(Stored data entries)
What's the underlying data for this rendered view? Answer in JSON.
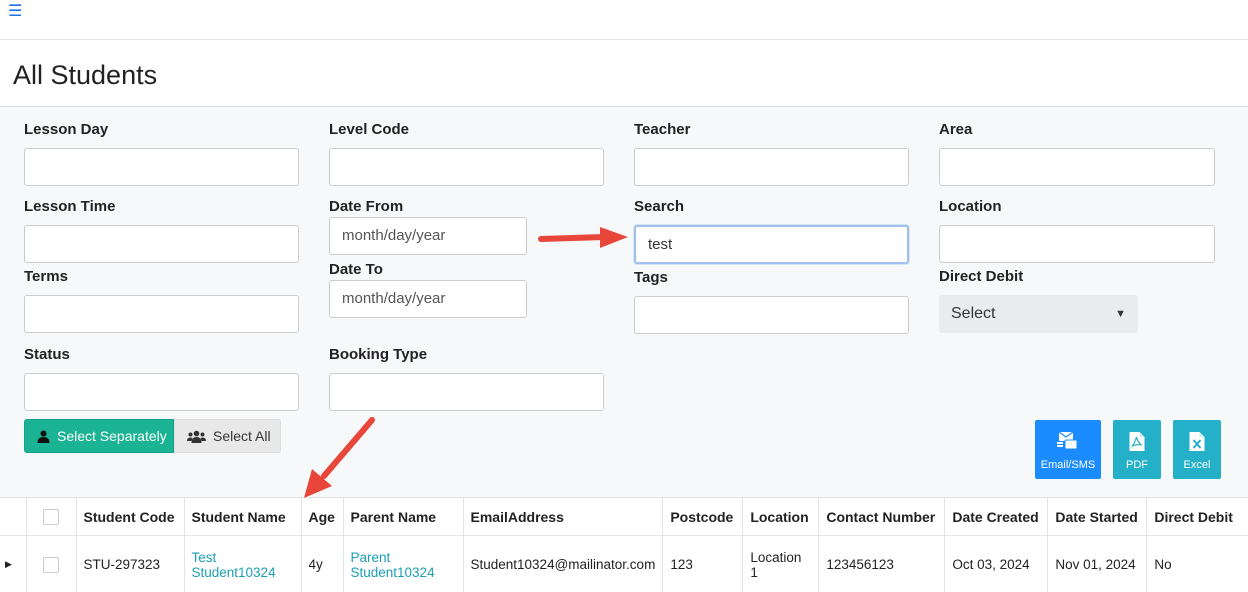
{
  "topbar": {
    "menu_icon": "hamburger-icon"
  },
  "page": {
    "title": "All Students"
  },
  "filters": {
    "lesson_day": {
      "label": "Lesson Day",
      "value": ""
    },
    "level_code": {
      "label": "Level Code",
      "value": ""
    },
    "teacher": {
      "label": "Teacher",
      "value": ""
    },
    "area": {
      "label": "Area",
      "value": ""
    },
    "lesson_time": {
      "label": "Lesson Time",
      "value": ""
    },
    "date_from": {
      "label": "Date From",
      "placeholder": "month/day/year"
    },
    "search": {
      "label": "Search",
      "value": "test"
    },
    "location": {
      "label": "Location",
      "value": ""
    },
    "terms": {
      "label": "Terms",
      "value": ""
    },
    "date_to": {
      "label": "Date To",
      "placeholder": "month/day/year"
    },
    "tags": {
      "label": "Tags",
      "value": ""
    },
    "direct_debit": {
      "label": "Direct Debit",
      "selected": "Select"
    },
    "status": {
      "label": "Status",
      "value": ""
    },
    "booking_type": {
      "label": "Booking Type",
      "value": ""
    }
  },
  "selection": {
    "separately_label": "Select Separately",
    "all_label": "Select All"
  },
  "export": {
    "email_sms": {
      "label": "Email/SMS",
      "icon": "email-sms-icon",
      "color": "#1a8cff"
    },
    "pdf": {
      "label": "PDF",
      "icon": "pdf-icon",
      "color": "#23b0c8"
    },
    "excel": {
      "label": "Excel",
      "icon": "excel-icon",
      "color": "#23b0c8"
    }
  },
  "table": {
    "columns": [
      "Student Code",
      "Student Name",
      "Age",
      "Parent Name",
      "EmailAddress",
      "Postcode",
      "Location",
      "Contact Number",
      "Date Created",
      "Date Started",
      "Direct Debit"
    ],
    "rows": [
      {
        "student_code": "STU-297323",
        "student_name_1": "Test",
        "student_name_2": "Student10324",
        "age": "4y",
        "parent_name_1": "Parent",
        "parent_name_2": "Student10324",
        "email": "Student10324@mailinator.com",
        "postcode": "123",
        "location_1": "Location",
        "location_2": "1",
        "contact": "123456123",
        "date_created": "Oct 03, 2024",
        "date_started": "Nov 01, 2024",
        "direct_debit": "No"
      }
    ]
  },
  "colors": {
    "accent_green": "#1ab394",
    "link": "#1a9fb5",
    "annotation_arrow": "#e8463a"
  }
}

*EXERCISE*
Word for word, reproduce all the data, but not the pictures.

*PROBLEM SOLUTION*
What's the underlying data for this rendered view? Answer in JSON.
{
  "topbar": {
    "menu_icon": "hamburger-icon"
  },
  "page": {
    "title": "All Students"
  },
  "filters": {
    "lesson_day": {
      "label": "Lesson Day",
      "value": ""
    },
    "level_code": {
      "label": "Level Code",
      "value": ""
    },
    "teacher": {
      "label": "Teacher",
      "value": ""
    },
    "area": {
      "label": "Area",
      "value": ""
    },
    "lesson_time": {
      "label": "Lesson Time",
      "value": ""
    },
    "date_from": {
      "label": "Date From",
      "placeholder": "month/day/year"
    },
    "search": {
      "label": "Search",
      "value": "test"
    },
    "location": {
      "label": "Location",
      "value": ""
    },
    "terms": {
      "label": "Terms",
      "value": ""
    },
    "date_to": {
      "label": "Date To",
      "placeholder": "month/day/year"
    },
    "tags": {
      "label": "Tags",
      "value": ""
    },
    "direct_debit": {
      "label": "Direct Debit",
      "selected": "Select"
    },
    "status": {
      "label": "Status",
      "value": ""
    },
    "booking_type": {
      "label": "Booking Type",
      "value": ""
    }
  },
  "selection": {
    "separately_label": "Select Separately",
    "all_label": "Select All"
  },
  "export": {
    "email_sms": {
      "label": "Email/SMS",
      "icon": "email-sms-icon",
      "color": "#1a8cff"
    },
    "pdf": {
      "label": "PDF",
      "icon": "pdf-icon",
      "color": "#23b0c8"
    },
    "excel": {
      "label": "Excel",
      "icon": "excel-icon",
      "color": "#23b0c8"
    }
  },
  "table": {
    "columns": [
      "Student Code",
      "Student Name",
      "Age",
      "Parent Name",
      "EmailAddress",
      "Postcode",
      "Location",
      "Contact Number",
      "Date Created",
      "Date Started",
      "Direct Debit"
    ],
    "rows": [
      {
        "student_code": "STU-297323",
        "student_name_1": "Test",
        "student_name_2": "Student10324",
        "age": "4y",
        "parent_name_1": "Parent",
        "parent_name_2": "Student10324",
        "email": "Student10324@mailinator.com",
        "postcode": "123",
        "location_1": "Location",
        "location_2": "1",
        "contact": "123456123",
        "date_created": "Oct 03, 2024",
        "date_started": "Nov 01, 2024",
        "direct_debit": "No"
      }
    ]
  },
  "colors": {
    "accent_green": "#1ab394",
    "link": "#1a9fb5",
    "annotation_arrow": "#e8463a"
  }
}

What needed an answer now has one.